The shell command to execute to archive a completed segment of the WAL file series. Any %p in the string is replaced by the path name of the file to archive, and any %f is replaced by the file name only. (The path name is relative to the working directory of the server, i.e., the cluster's data directory.) Use %% to embed an actual % character in the command. For more information see Section 24.3.1. This parameter can only be set in the postgresql.conf file or on the server command line. It is ignored unless archive_mode was enabled at server start. If archive_command is an empty string (the default) while archive_mode is enabled, then WAL archiving is temporarily disabled, but the server continues to accumulate WAL segment files in the expectation that a command will soon be provided.

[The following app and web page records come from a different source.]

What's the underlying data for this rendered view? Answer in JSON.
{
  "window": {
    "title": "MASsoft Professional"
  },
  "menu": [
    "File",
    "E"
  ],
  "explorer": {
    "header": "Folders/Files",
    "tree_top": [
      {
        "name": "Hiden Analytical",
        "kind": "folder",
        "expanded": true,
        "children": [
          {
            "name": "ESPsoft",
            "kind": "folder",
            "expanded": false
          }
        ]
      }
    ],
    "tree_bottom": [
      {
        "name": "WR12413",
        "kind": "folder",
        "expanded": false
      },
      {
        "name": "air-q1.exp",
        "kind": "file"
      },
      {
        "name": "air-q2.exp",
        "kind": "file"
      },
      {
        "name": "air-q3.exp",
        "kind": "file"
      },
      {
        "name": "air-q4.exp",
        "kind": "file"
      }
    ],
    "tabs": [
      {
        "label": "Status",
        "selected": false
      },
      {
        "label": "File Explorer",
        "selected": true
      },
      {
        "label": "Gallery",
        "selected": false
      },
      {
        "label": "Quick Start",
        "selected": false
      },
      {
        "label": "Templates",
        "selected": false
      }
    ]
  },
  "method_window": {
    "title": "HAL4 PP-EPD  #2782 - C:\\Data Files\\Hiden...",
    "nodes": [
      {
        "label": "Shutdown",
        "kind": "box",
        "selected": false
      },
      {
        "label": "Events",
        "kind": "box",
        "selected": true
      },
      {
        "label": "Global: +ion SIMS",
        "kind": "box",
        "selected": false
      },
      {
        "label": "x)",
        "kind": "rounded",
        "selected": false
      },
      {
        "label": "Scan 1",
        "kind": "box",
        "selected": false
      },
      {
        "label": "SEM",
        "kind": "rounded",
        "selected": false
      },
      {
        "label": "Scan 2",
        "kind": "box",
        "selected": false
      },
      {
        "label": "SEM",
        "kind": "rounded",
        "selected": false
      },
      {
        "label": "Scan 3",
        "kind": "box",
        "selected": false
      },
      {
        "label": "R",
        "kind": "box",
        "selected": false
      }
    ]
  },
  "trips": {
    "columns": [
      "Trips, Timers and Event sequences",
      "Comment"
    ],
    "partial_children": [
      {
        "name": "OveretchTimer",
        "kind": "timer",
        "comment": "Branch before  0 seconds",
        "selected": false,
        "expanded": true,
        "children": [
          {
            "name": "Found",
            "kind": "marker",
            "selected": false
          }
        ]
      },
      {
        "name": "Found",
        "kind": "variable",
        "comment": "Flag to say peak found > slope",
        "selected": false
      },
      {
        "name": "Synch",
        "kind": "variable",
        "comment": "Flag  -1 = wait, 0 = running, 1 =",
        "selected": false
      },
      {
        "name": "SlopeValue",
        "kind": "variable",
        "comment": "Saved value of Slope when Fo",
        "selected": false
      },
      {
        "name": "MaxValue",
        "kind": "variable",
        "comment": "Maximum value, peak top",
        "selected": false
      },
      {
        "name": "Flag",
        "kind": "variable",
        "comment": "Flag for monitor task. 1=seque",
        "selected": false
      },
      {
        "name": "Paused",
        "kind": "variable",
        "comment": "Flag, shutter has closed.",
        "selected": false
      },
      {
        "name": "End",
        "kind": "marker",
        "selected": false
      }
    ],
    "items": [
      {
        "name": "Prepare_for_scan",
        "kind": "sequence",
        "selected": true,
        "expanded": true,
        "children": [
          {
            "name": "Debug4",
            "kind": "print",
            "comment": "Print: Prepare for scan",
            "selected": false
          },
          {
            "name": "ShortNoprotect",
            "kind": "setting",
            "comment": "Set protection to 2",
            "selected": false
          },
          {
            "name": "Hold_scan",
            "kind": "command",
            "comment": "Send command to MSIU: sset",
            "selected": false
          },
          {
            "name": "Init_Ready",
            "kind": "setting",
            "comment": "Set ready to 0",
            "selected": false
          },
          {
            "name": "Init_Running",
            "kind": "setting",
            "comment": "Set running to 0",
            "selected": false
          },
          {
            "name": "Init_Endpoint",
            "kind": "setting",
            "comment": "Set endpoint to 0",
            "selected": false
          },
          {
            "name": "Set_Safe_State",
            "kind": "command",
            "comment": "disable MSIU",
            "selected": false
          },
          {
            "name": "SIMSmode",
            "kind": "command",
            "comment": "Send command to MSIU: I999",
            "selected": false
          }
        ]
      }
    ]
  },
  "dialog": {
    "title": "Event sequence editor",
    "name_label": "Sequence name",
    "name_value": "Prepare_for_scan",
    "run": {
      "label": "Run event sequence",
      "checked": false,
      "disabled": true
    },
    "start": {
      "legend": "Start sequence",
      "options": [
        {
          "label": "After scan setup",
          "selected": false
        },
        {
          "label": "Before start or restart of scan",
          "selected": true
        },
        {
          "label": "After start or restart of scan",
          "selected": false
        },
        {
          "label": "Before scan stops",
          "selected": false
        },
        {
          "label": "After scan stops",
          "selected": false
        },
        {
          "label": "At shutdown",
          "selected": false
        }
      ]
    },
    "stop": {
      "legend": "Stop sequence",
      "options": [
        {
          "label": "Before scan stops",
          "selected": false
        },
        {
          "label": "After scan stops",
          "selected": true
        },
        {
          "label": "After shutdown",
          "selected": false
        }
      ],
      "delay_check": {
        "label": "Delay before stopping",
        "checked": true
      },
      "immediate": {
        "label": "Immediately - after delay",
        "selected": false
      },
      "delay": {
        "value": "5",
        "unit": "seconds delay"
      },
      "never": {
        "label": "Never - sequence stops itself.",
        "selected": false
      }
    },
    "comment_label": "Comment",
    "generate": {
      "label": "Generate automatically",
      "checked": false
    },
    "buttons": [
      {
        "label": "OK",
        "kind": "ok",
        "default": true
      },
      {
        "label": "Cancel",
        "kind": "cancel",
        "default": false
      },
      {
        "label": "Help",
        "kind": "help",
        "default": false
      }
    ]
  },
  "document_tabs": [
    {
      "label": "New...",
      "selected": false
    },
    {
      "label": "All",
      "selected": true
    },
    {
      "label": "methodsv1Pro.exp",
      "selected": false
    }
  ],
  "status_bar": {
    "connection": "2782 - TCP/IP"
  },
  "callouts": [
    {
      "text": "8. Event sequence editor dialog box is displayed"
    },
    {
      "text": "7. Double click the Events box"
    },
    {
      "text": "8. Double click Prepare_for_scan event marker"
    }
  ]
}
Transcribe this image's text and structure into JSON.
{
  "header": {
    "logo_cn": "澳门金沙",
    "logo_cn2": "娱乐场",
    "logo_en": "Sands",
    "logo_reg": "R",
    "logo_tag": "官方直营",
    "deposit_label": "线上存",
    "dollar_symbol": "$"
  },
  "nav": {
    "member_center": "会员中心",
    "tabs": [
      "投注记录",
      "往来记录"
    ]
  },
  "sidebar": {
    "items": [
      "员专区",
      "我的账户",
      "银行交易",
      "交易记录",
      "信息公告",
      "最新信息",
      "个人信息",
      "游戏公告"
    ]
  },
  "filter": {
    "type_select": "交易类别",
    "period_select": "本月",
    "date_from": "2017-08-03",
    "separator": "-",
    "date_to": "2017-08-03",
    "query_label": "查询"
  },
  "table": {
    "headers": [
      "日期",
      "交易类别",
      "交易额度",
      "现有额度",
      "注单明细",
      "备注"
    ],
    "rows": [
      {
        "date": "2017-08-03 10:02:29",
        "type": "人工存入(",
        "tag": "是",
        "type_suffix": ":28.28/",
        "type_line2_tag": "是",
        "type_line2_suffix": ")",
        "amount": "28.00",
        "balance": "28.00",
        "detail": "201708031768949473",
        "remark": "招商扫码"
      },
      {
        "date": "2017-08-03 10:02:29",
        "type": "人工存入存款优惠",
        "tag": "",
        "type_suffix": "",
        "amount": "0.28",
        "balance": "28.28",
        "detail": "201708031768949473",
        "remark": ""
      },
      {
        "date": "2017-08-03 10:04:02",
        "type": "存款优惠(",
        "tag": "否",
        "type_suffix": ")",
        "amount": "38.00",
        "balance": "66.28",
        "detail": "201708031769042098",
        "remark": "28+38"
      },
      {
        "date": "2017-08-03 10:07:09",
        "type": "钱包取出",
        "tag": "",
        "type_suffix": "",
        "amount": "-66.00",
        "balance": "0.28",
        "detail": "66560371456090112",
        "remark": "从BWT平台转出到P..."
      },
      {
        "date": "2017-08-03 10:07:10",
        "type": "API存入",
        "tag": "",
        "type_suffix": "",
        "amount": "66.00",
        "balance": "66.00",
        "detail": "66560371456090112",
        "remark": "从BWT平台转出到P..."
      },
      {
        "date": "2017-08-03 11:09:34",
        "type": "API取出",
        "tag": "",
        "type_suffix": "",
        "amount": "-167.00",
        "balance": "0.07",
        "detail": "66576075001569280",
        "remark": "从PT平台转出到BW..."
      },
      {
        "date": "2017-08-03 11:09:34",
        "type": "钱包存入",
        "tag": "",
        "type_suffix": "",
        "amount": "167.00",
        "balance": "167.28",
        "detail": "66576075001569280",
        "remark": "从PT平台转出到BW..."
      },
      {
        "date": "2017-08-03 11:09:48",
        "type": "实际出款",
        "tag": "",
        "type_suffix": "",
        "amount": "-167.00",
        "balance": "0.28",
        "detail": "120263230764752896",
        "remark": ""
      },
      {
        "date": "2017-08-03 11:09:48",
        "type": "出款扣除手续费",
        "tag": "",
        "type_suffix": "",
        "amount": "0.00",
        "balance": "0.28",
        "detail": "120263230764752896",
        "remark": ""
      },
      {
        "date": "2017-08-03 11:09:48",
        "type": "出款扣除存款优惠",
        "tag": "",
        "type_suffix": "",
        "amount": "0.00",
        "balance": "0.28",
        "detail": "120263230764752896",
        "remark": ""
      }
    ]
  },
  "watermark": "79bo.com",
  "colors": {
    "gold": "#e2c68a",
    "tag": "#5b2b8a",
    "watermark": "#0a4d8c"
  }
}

It is important for the command to return a zero exit status if and only if it succeeds. Examples:
archive_command = 'cp "%p" /mnt/server/archivedir/"%f"' archive_command = 'copy "%p" "C:\\server\\archivedir\\%f"' # Windows
The archive_command is only invoked on completed WAL segments. Hence, if your server generates little WAL traffic (or has slack periods where it does so), there could be a long delay between the completion of a transaction and its safe recording in archive storage. To put a limit on how old unarchived data can be, you can set archive_timeout to force the server to switch to a new WAL segment file periodically. When this parameter is greater than zero, the server will switch to a new segment file whenever this many seconds have elapsed since the last segment file switch. Note that archived files that are closed early due to a forced switch are still the same length as completely full files. Therefore, it is unwise to use a very short archive_timeout — it will bloat your archive storage. archive_timeout settings of a minute or so are usually reasonable. This parameter can only be set in the postgresql.conf file or on the server command line.